**Task input**:

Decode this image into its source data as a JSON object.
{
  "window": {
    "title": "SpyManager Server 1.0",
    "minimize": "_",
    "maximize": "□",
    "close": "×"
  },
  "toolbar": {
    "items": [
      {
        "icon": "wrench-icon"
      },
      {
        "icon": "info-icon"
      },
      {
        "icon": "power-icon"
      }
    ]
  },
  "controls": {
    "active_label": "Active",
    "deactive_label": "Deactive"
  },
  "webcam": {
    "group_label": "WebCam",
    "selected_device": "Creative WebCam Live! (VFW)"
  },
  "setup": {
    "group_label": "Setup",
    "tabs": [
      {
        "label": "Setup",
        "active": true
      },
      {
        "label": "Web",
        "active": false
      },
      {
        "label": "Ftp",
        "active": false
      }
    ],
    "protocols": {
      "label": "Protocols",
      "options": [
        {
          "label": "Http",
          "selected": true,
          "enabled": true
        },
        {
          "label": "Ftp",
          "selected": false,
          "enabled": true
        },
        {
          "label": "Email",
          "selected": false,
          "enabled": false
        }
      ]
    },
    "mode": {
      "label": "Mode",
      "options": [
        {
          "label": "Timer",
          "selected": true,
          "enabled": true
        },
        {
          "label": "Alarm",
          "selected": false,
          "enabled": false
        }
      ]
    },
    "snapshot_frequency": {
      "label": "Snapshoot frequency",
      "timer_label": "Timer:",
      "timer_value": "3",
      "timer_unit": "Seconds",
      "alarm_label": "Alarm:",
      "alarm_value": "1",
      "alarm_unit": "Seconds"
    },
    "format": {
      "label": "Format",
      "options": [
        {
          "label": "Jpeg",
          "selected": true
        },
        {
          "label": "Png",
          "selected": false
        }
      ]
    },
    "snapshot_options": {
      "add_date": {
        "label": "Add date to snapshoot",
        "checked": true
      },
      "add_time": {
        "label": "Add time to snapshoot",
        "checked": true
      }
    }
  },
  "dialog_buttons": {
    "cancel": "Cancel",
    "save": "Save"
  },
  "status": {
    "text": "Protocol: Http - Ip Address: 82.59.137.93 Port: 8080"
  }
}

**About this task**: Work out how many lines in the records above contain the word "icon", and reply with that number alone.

**Written solution**: 3